In his New York Times column this month, Nicholas Kristof wrote about “A Church Mary Can Love.” If you didn’t read the column, you might not be shocked to learn its contents: He’s not that into the Vatican, and he doesn’t think the Blessed Virgin would be either. He’s more into a priest who reportedly told him that he “would build a condom factory in the Vatican to save lives.” However, Kristof also wrote something sensible: “I’ve come to believe that the very coolest people in the world today may be nuns.” Amen. And in the following interview with Sister Mary Prudence Allen, I think you’ll begin to see why. Sister Prudence is with the Religious Sisters of Mercy of Alma, Mich., an order with a special focus on health care. Sister Prudence is also a philosophy professor and a published author, having written the two-volumeThe Concept of Womanand contributed to The Foundations of Religious Life: Revisiting the Vision (a compilation from the other “nuns” in the health-care debate, the ones who stood by the bishops conference’s objection to the abortion provisions in the legislation — and by Catholic doctrine on the most innocent human life).
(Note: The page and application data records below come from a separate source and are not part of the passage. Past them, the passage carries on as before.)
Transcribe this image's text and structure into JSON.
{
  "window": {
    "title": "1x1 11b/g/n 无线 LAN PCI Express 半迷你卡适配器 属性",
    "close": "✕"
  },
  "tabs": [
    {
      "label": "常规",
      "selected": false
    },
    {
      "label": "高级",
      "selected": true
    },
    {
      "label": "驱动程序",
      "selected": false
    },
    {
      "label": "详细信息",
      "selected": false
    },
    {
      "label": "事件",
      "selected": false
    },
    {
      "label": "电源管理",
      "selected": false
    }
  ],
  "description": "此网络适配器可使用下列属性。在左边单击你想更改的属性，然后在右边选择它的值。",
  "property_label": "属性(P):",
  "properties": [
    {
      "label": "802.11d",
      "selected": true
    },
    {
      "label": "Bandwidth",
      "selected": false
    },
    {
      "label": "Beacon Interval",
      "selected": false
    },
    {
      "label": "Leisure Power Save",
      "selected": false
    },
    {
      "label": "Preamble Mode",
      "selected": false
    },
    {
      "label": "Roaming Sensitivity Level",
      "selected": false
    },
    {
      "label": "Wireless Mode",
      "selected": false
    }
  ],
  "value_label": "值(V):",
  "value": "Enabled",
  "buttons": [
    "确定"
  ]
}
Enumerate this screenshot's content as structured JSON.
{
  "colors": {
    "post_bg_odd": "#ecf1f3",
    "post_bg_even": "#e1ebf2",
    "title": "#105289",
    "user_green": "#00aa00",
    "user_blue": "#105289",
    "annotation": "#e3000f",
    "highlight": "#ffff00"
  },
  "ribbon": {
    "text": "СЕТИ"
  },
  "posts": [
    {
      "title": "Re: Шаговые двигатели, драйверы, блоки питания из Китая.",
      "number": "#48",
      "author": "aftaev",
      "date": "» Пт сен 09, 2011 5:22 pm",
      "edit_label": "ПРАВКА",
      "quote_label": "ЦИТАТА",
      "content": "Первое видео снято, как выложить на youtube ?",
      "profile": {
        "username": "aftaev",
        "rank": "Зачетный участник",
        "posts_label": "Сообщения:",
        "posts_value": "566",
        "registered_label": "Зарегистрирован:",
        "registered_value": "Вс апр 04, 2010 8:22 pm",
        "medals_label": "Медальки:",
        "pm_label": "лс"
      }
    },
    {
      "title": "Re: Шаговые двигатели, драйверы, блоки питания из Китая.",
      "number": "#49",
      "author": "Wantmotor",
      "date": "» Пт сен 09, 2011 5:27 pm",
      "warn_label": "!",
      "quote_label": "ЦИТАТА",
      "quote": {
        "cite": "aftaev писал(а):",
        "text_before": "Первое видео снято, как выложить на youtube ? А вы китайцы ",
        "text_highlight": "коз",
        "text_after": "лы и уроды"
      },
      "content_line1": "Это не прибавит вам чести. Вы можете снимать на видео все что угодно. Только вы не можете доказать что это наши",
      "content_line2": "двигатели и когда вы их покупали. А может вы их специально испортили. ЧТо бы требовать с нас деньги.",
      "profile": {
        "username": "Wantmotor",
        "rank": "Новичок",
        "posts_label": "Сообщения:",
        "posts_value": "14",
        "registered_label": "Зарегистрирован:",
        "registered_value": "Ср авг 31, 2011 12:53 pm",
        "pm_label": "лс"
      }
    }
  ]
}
KATHRYN JEAN LOPEZ: During the recent health-care debate, we heard a lot about some Catholic religious sisters — the Network — who supported the president’s health-care legislation, despite abortion-funding issues. Were they representative of the Catholic Church or Catholic religious sisters?
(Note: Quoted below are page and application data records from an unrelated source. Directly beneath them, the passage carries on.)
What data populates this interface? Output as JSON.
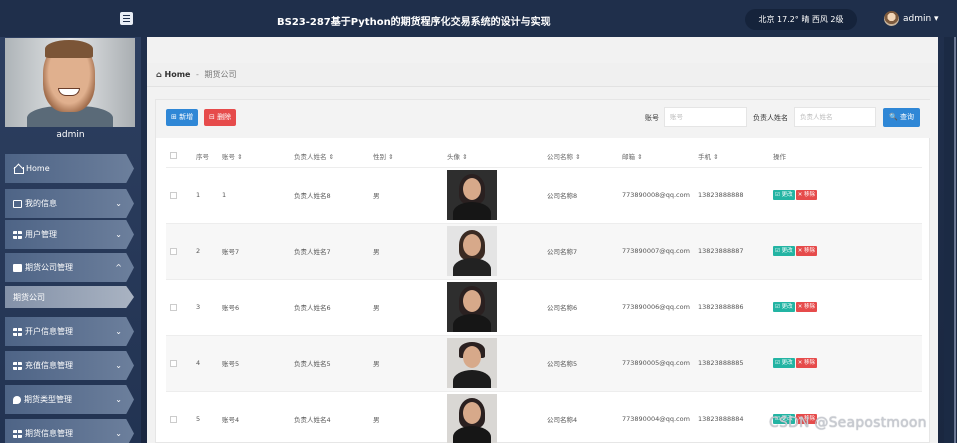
{
  "topbar": {
    "title": "BS23-287基于Python的期货程序化交易系统的设计与实现",
    "weather": "北京 17.2° 晴 西风 2级",
    "user": "admin ▾"
  },
  "sidebar": {
    "username": "admin",
    "items": [
      {
        "label": "Home",
        "icon": "home-icon"
      },
      {
        "label": "我的信息",
        "icon": "card-icon",
        "chevron": "⌄"
      },
      {
        "label": "用户管理",
        "icon": "grid-icon",
        "chevron": "⌄"
      },
      {
        "label": "期货公司管理",
        "icon": "chart-icon",
        "chevron": "^"
      },
      {
        "label": "期货公司",
        "icon": "",
        "chevron": ""
      },
      {
        "label": "开户信息管理",
        "icon": "grid-icon",
        "chevron": "⌄"
      },
      {
        "label": "充值信息管理",
        "icon": "grid-icon",
        "chevron": "⌄"
      },
      {
        "label": "期货类型管理",
        "icon": "pin-icon",
        "chevron": "⌄"
      },
      {
        "label": "期货信息管理",
        "icon": "table-icon",
        "chevron": "⌄"
      }
    ]
  },
  "breadcrumb": {
    "home": "Home",
    "sep": "-",
    "current": "期货公司"
  },
  "toolbar": {
    "add": "⊞ 新增",
    "delete": "⊟ 删除",
    "account_label": "账号",
    "account_placeholder": "账号",
    "manager_label": "负责人姓名",
    "manager_placeholder": "负责人姓名",
    "search": "🔍 查询"
  },
  "table": {
    "headers": [
      "",
      "序号",
      "账号 ⇕",
      "负责人姓名 ⇕",
      "性别 ⇕",
      "头像 ⇕",
      "公司名称 ⇕",
      "邮箱 ⇕",
      "手机 ⇕",
      "操作"
    ],
    "edit_label": "☑ 更改",
    "remove_label": "✕ 移除",
    "rows": [
      {
        "no": "1",
        "account": "1",
        "manager": "负责人姓名8",
        "gender": "男",
        "company": "公司名称8",
        "email": "773890008@qq.com",
        "phone": "13823888888"
      },
      {
        "no": "2",
        "account": "账号7",
        "manager": "负责人姓名7",
        "gender": "男",
        "company": "公司名称7",
        "email": "773890007@qq.com",
        "phone": "13823888887"
      },
      {
        "no": "3",
        "account": "账号6",
        "manager": "负责人姓名6",
        "gender": "男",
        "company": "公司名称6",
        "email": "773890006@qq.com",
        "phone": "13823888886"
      },
      {
        "no": "4",
        "account": "账号5",
        "manager": "负责人姓名5",
        "gender": "男",
        "company": "公司名称5",
        "email": "773890005@qq.com",
        "phone": "13823888885"
      },
      {
        "no": "5",
        "account": "账号4",
        "manager": "负责人姓名4",
        "gender": "男",
        "company": "公司名称4",
        "email": "773890004@qq.com",
        "phone": "13823888884"
      }
    ]
  },
  "watermark": "CSDN @Seapostmoon",
  "colors": {
    "primary": "#2f87d6",
    "danger": "#e64b4b",
    "edit": "#23b4a3",
    "topbar": "#1f2f4b"
  }
}
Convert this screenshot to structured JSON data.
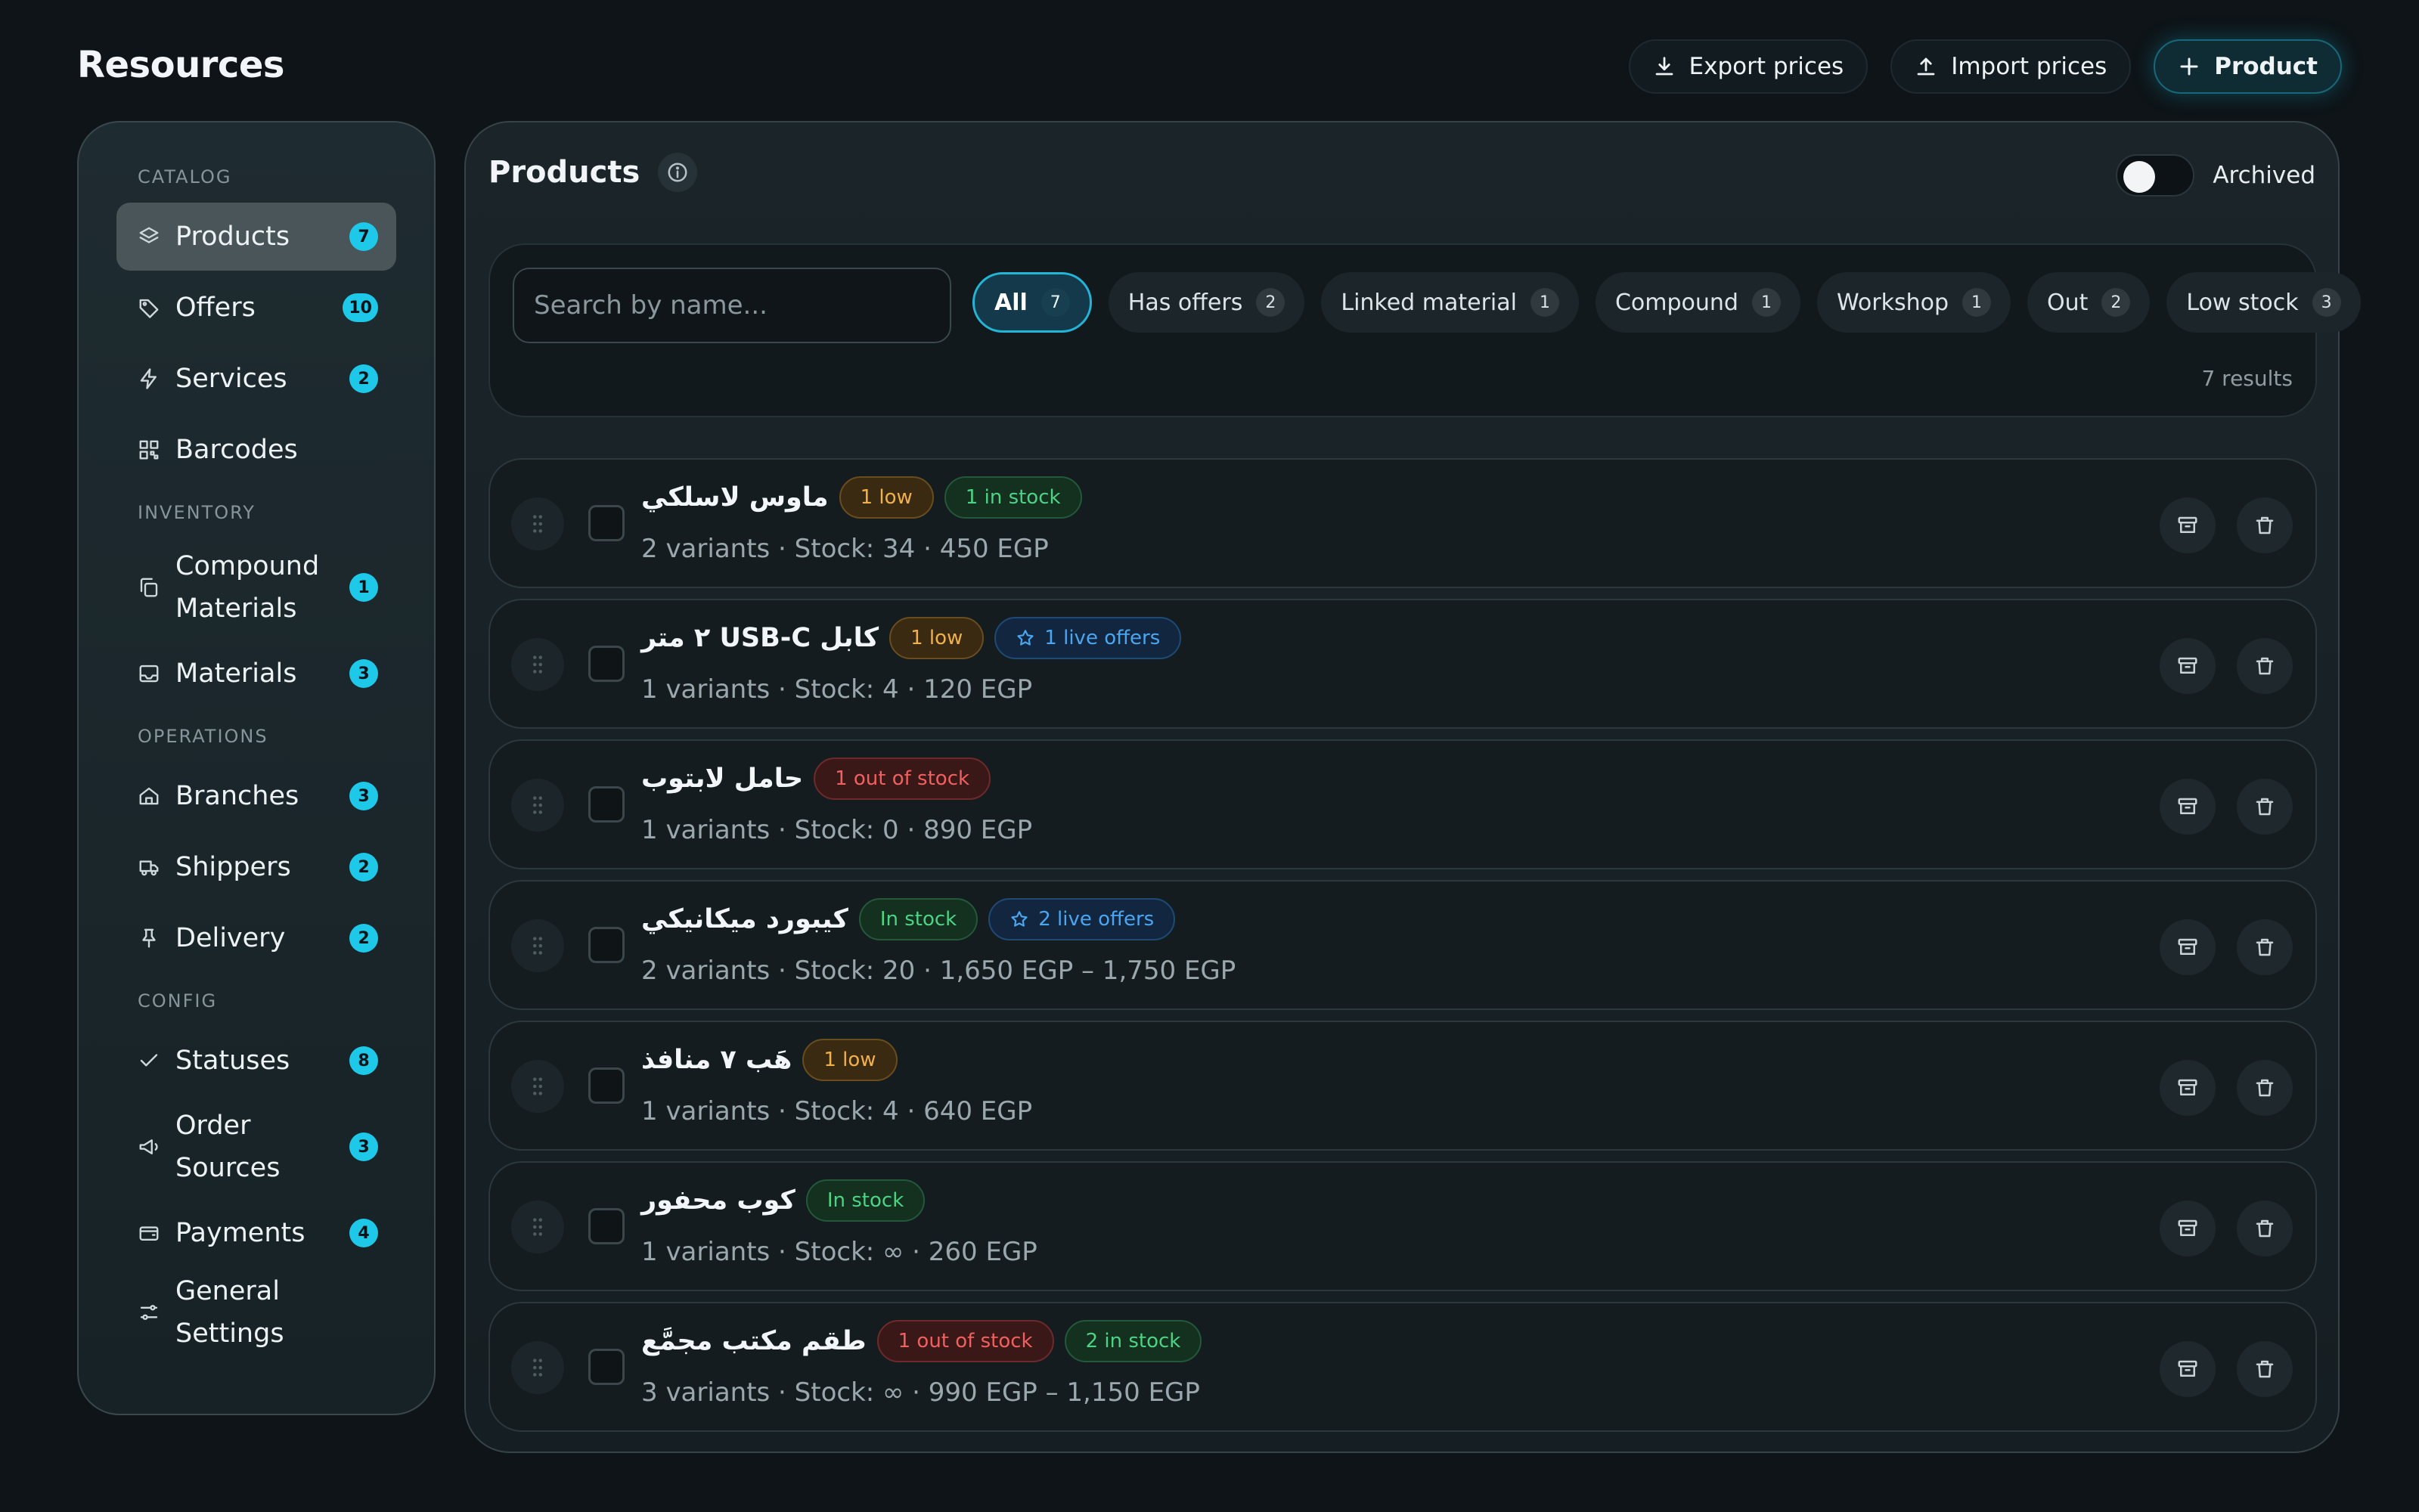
{
  "page": {
    "title": "Resources"
  },
  "top_actions": {
    "export_label": "Export prices",
    "import_label": "Import prices",
    "product_label": "Product"
  },
  "sidebar": {
    "sections": [
      {
        "title": "CATALOG",
        "items": [
          {
            "label": "Products",
            "count": "7",
            "icon": "layers-icon",
            "active": true
          },
          {
            "label": "Offers",
            "count": "10",
            "icon": "tag-icon"
          },
          {
            "label": "Services",
            "count": "2",
            "icon": "bolt-icon"
          },
          {
            "label": "Barcodes",
            "count": "",
            "icon": "barcode-grid-icon"
          }
        ]
      },
      {
        "title": "INVENTORY",
        "items": [
          {
            "label": "Compound Materials",
            "count": "1",
            "icon": "copy-icon"
          },
          {
            "label": "Materials",
            "count": "3",
            "icon": "inbox-icon"
          }
        ]
      },
      {
        "title": "OPERATIONS",
        "items": [
          {
            "label": "Branches",
            "count": "3",
            "icon": "home-icon"
          },
          {
            "label": "Shippers",
            "count": "2",
            "icon": "truck-icon"
          },
          {
            "label": "Delivery",
            "count": "2",
            "icon": "pin-icon"
          }
        ]
      },
      {
        "title": "CONFIG",
        "items": [
          {
            "label": "Statuses",
            "count": "8",
            "icon": "check-icon"
          },
          {
            "label": "Order Sources",
            "count": "3",
            "icon": "megaphone-icon"
          },
          {
            "label": "Payments",
            "count": "4",
            "icon": "wallet-icon"
          },
          {
            "label": "General Settings",
            "count": "",
            "icon": "sliders-icon"
          }
        ]
      }
    ]
  },
  "main": {
    "title": "Products",
    "archived_label": "Archived",
    "archived_on": false,
    "search": {
      "placeholder": "Search by name...",
      "value": ""
    },
    "filters": [
      {
        "label": "All",
        "count": "7",
        "active": true
      },
      {
        "label": "Has offers",
        "count": "2"
      },
      {
        "label": "Linked material",
        "count": "1"
      },
      {
        "label": "Compound",
        "count": "1"
      },
      {
        "label": "Workshop",
        "count": "1"
      },
      {
        "label": "Out",
        "count": "2"
      },
      {
        "label": "Low stock",
        "count": "3"
      }
    ],
    "results_label": "7 results",
    "products": [
      {
        "name": "ماوس لاسلكي",
        "tags": [
          {
            "type": "low",
            "text": "1 low"
          },
          {
            "type": "ok",
            "text": "1 in stock"
          }
        ],
        "sub": "2 variants · Stock: 34 · 450 EGP"
      },
      {
        "name": "كابل USB-C ٢ متر",
        "tags": [
          {
            "type": "low",
            "text": "1 low"
          },
          {
            "type": "offer",
            "text": "1 live offers"
          }
        ],
        "sub": "1 variants · Stock: 4 · 120 EGP"
      },
      {
        "name": "حامل لابتوب",
        "tags": [
          {
            "type": "out",
            "text": "1 out of stock"
          }
        ],
        "sub": "1 variants · Stock: 0 · 890 EGP"
      },
      {
        "name": "كيبورد ميكانيكي",
        "tags": [
          {
            "type": "ok",
            "text": "In stock"
          },
          {
            "type": "offer",
            "text": "2 live offers"
          }
        ],
        "sub": "2 variants · Stock: 20 · 1,650 EGP – 1,750 EGP"
      },
      {
        "name": "هَب ٧ منافذ",
        "tags": [
          {
            "type": "low",
            "text": "1 low"
          }
        ],
        "sub": "1 variants · Stock: 4 · 640 EGP"
      },
      {
        "name": "كوب محفور",
        "tags": [
          {
            "type": "ok",
            "text": "In stock"
          }
        ],
        "sub": "1 variants · Stock: ∞ · 260 EGP"
      },
      {
        "name": "طقم مكتب مجمَّع",
        "tags": [
          {
            "type": "out",
            "text": "1 out of stock"
          },
          {
            "type": "ok",
            "text": "2 in stock"
          }
        ],
        "sub": "3 variants · Stock: ∞ · 990 EGP – 1,150 EGP"
      }
    ]
  }
}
SISTER PRUDENCE ALLEN, R.S.M.: This question should be more fully answered by a theologian whose area of specialization is ecclesiology. However, as a Christian philosopher, I see two obvious contradictions that could be initially noted.
The first contradiction relates to the meaning of “Catholic.” The Catechism of the Catholic Church (#830-831) states, “The Church is catholic in a double sense:” First, because the whole Christ, head and body, subsists in her, and second because Christ sends the Church out on a mission to the whole human race.
By comparing the statements of the Network religious sisters on health care with the statements of Cardinal George and the United States Conference of Catholic Bishops on health care, it is clear that there are fundamental contradictions between them. Thus, the Network religious sisters have separated themselves from the head, and therefore cannot be included in the meaning of “catholic.” Therefore, they are not representative of the Catholic Church.
The second contradiction relates to claims about numbers of religious sisters. Network’s letter stated that “we represent 59,000 Catholic Sisters in the United States.” The director of media relations for the USCCB challenged them to do the math. The letter had “55 signatories, some individuals, some groups of three to five persons.” Since there are several hundred communities of women religious in the U.S., the most that could be claimed is that the Network sisters represent a much smaller portion of women religious sisters, more likely a few thousand.
Network’s claim that their position in favor of the health-care bill “is the REAL pro-life stance, and we as Catholic are all for it” needs to be assessed by Catholic physicians and health-care personnel to determine the truth of its claims.